      Liam J. Blackley

      Reading this got me thinking about text-based adventure games. They supposedly offer a lot of choice, admittedly constrained by a few commands, but those commands can apply to any word the player pairs with them. But really, even something as simple as language prevents real choice in these games. The inability to pair a command with anything more than a basic object. For instance, in real life, you can take an action in a very specific manner with a motivation behind it and in a certain context. The text-based games may let you take that action, but the rest of it is lost because only that verb can be typed into the computer.

      Bioshock and the Illusion of Choice in Gaming
      Liam J. Blackley

      A few points from my own experience:

      Matter 1: Turn to your professor. They may not have expressed their intent perfectly through the assigned question, so ask for specific things they want to see if you do not understand the question. They will also sit down and brainstorm with you, helping rework your idea into a researchable thesis.
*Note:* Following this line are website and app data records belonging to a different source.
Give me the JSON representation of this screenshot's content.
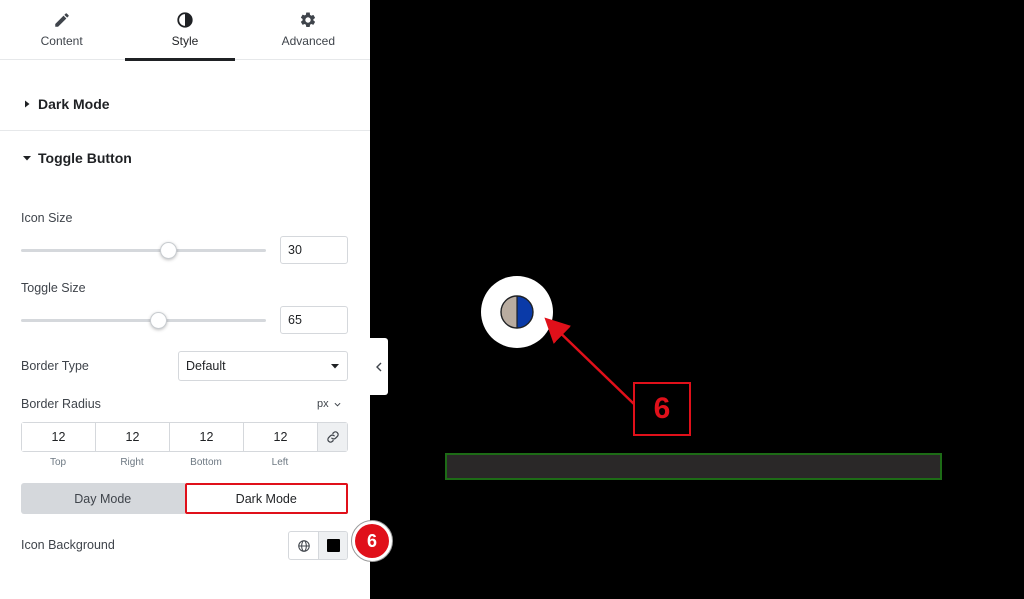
{
  "tabs": [
    {
      "label": "Content",
      "icon": "pencil-icon",
      "active": false
    },
    {
      "label": "Style",
      "icon": "half-circle-icon",
      "active": true
    },
    {
      "label": "Advanced",
      "icon": "gear-icon",
      "active": false
    }
  ],
  "sections": {
    "dark_mode": {
      "title": "Dark Mode",
      "expanded": false
    },
    "toggle_button": {
      "title": "Toggle Button",
      "expanded": true
    }
  },
  "controls": {
    "icon_size": {
      "label": "Icon Size",
      "value": "30",
      "slider_fraction": 0.6
    },
    "toggle_size": {
      "label": "Toggle Size",
      "value": "65",
      "slider_fraction": 0.56
    },
    "border_type": {
      "label": "Border Type",
      "value": "Default"
    },
    "border_radius": {
      "label": "Border Radius",
      "unit": "px",
      "values": [
        {
          "value": "12",
          "caption": "Top"
        },
        {
          "value": "12",
          "caption": "Right"
        },
        {
          "value": "12",
          "caption": "Bottom"
        },
        {
          "value": "12",
          "caption": "Left"
        }
      ]
    },
    "mode_switch": {
      "day_label": "Day Mode",
      "dark_label": "Dark Mode",
      "selected": "Dark Mode"
    },
    "icon_background": {
      "label": "Icon Background",
      "color": "#000000"
    }
  },
  "annotations": {
    "step_number": "6",
    "accent_color": "#e0101a"
  },
  "preview": {
    "toggle_icon": "half-circle-icon",
    "toggle_colors": {
      "light": "#b9aca0",
      "dark": "#0a3aa8"
    }
  }
}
      Matter 3: Most staff at post-secondary have jobs beyond reading your drafts. Librarians or coaches do not want to waste their time doing something outside their job when they have other things to get done. Senior students are the best for this, or trading drafts for peer-editing with several classmates lets you see common patterns of what people like and dislike in your draft for use in revision. Some schools also have dedicated writing consultants, paid or volunteers, who will sit down with you.

      Hint 3: I was always told you cannot edit a blank page. Write something, even if it is crap. The writing process will also help reveal your ideas if you are unsure of your argument.

      Hint 4: My strategy is change the font and text size. The words look unfamiliar to your brain and mistakes will stand out more as you read through.

      Crafting the College Essay: Method and Motivation
      Liam J. Blackley

      I loved how this film didn’t try to say that all the world’s problems could be eliminated by getting rid of white imperialists. Wakanda still has its own problems. I especially loved one line where Martin Freeman’s character goes to Wakanda (being the first white man there is a very long time) and is immediately labeled “colonist” by the smartest character in the Marvel’s universe. The movie is stating that racism isn’t an issue that is caused by white people. Killmonger’s plan is very imperialist, planning to conquer all white nations by staging a popular black revolution. Seeing all these familiar themes played out by a black cast really cast new light on them, because they felt fresh but still relatable. The country’s conservative attitude with the isolationism also ties in to this, because it is showing Wakanda as socially outdated but technologically ahead.

      The Moral Horror of Black Panther
      Liam J. Blackley

      I bought the Metroid Prime Trilogy, beat the first game, then moved on to the second. However, despite the first game doing a wonderful job of immersing me in its world, I never felt the same connection with Prime 2. At no point did I step into Samus’ shoes. I was always just a player with a controller. This was partly due to how important the story was: Prime gave a single goal (stop the Prime Metroid) and a simple path to do so (explore the whole world until you reach the Prime Metroid). Moving through the game’s world was the fun part, and any extra story around the world’s inhabitants was tangential. Conversely, Prime 2’s story was more integrated to progression. Advancing in the game meant the plot would advance at the same pace. This became the difference between sensational gameplay versus story-driven gameplay. In Prime I wanted to explore because experiencing the world was fun. In Prime 2 I was told to explore because of the story. This is why the sensation of Prime stuck with me more than that of Prime 2. Most of what you describe in this article hit me harder in Prime because I happened upon it, whereas when the same happened in Prime 2 it felt like the game was prescribing it. Because of that prescription I was reminded I was playing a game, and it took me out of the experience.

      How Metroid Prime 2: Echoes Creates Fear, Anxiety, and Frustration